In June last year, Freck Beauty secured an investment from an unnamed partner for an undisclosed amount, and Brixton says the relationship is completely different. She reveals the partner holds 11% of the company, but doesn’t interfere with Brixton’s and COO Des Wilson’s management of it. “Do not take money unless you really know the person or they are really strategic. They have to bring more to the table than just money,” she says. Referring to the previous investment, Brixton says, “If I were to redo it, probably all of my friends would have given me $500 each, and I could have paid them back or I could have gotten a loan.”
Freck Beauty concentrated only on freckles until November 2018, when it ventured beyond them with the Cactus Collection consisting of five skincare products: serum Lil Prick, clay mask Foreclay, moisturizer Rich Bitch, eye jelly So Jelly and lactic acid toner Cactus Water. In January this year, Freck Beauty branched into makeup with the UFOMFG Collection encompassing the eyeshadow palette UFOMFG Pressed Pigment Palette, eyeliner Lid Lick, and lip and cheek tint Cheekslime. The brand recently extended the Cactus Collection with cleansing gel Mugshot.

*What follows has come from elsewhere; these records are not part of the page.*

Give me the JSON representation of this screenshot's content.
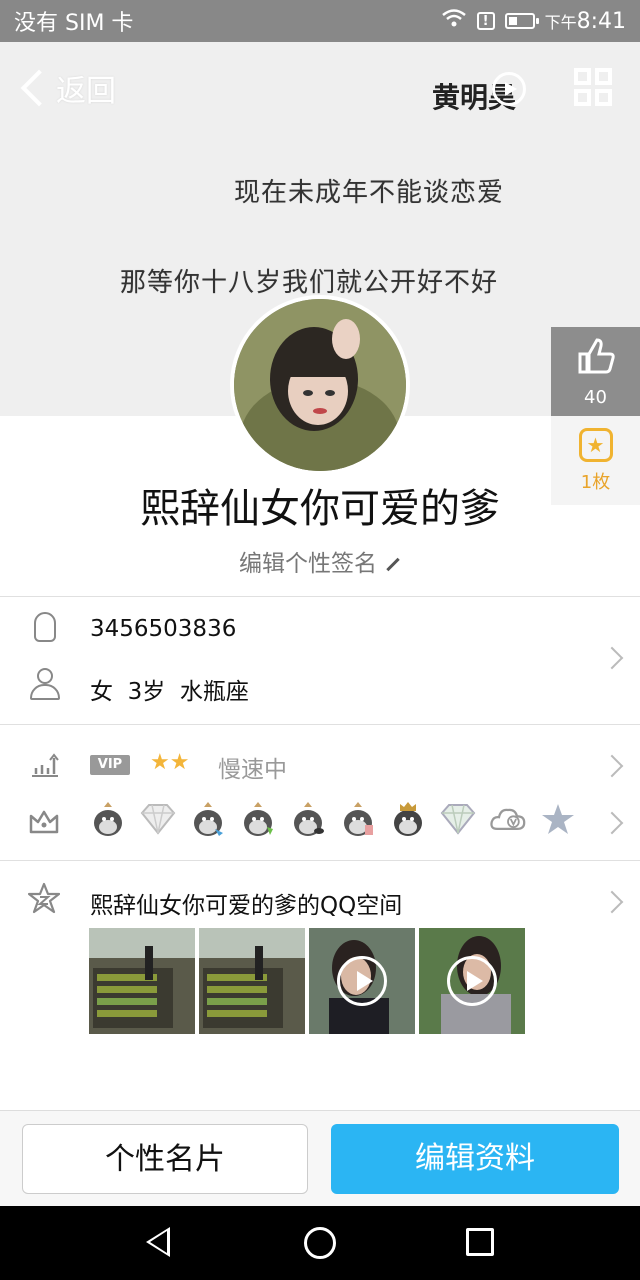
{
  "status_bar": {
    "carrier": "没有 SIM 卡",
    "time_prefix": "下午",
    "time": "8:41"
  },
  "header": {
    "back_label": "返回",
    "music_title": "黄明昊"
  },
  "cover": {
    "line1": "现在未成年不能谈恋爱",
    "line2": "那等你十八岁我们就公开好不好"
  },
  "side": {
    "likes": "40",
    "badge_count": "1枚"
  },
  "profile": {
    "nickname": "熙辞仙女你可爱的爹",
    "signature_placeholder": "编辑个性签名",
    "qq_number": "3456503836",
    "gender": "女",
    "age": "3岁",
    "zodiac": "水瓶座"
  },
  "vip": {
    "tag": "VIP",
    "stars": "★★",
    "status": "慢速中"
  },
  "badges": [
    "penguin-badge",
    "diamond-badge",
    "penguin-blue-badge",
    "penguin-green-badge",
    "penguin-fish-badge",
    "penguin-card-badge",
    "penguin-crown-badge",
    "diamond-green-badge",
    "cloud-v-badge",
    "star-badge"
  ],
  "zone": {
    "title": "熙辞仙女你可爱的爹的QQ空间"
  },
  "actions": {
    "card_label": "个性名片",
    "edit_label": "编辑资料"
  },
  "colors": {
    "accent": "#2bb5f3",
    "status_bar": "#888888",
    "badge_gold": "#f0b330"
  }
}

“It’s hugely important to build Freck as a beauty company and not just a freckle company.”
“Our line is made to wear all together however you choose,” says Brixton. “We don’t want to be just a makeup or just a skincare company because that’s boring. We have a really young and thoughtful point of view on both. So, because we can do both, why not?” Speaking of Freck Beauty’s skincare, she says, “It works for everybody. Its super gentle and great for sensitive skin.”
Brixton’s ambition is to place Freck Beauty in major chains such as Sephora, and she didn’t feel she could accomplish that feat with the brand highly dependent on a single freckle product. Currently, the its biggest wholesale account is Beauty Bay, and London is its biggest market. It’s increasing its global march by stretching to the Middle East. Asia is in its sights.
Freck Beauty’s freckle offering still accounts for the majority of its sales, but Brixton’s goal is for product diversification to lower its contribution to 20% to 30% of the total. The sales of non-freckle stockkeeping units are advancing 5% quarterly. Freck Beauty’s 11 products are priced from $22 to $40. “Our chemist freaked out when she saw our moisturizer was $32. She said we could sell it for $200,” says Brixton. “The ethos of Freck is we design the best products we can and, then, we mark them up for healthy margins because we’re a business a have to make money, but we aren’t interested in selling something for $200 just because we can.” She notes every SKU in Freck Beauty’s range is profitable.
Affordability is crucial to Freck Beauty’s core 14- to 35-year-old consumers. Brixton breaks up the brand’s fans into three general groups: glamorous Hollywood types, edgy tattooed women often sporting pixie cuts and anime-adoring e-girls. The singer Doja Cat divulged her e-girl beauty secrets to Vogue in late December last year and mentioned the Freck OG faux freckles product, which resulted in Freck Beauty’s January sales besting its holiday sales.
“They want to shop small. They love indie beauty. They love trying things out. They are loyal once they find something that really works, and they are super excited to share with their friends,” says Brixton of Freck Beauty’s customers. “It’s always been this wonderful group of off-the-beaten-path weirdos who want freckles and who also want to try fluorescent blue eyeliner before everyone else. They’re the early adapters changing the beauty industry.” She’s certainly one of them.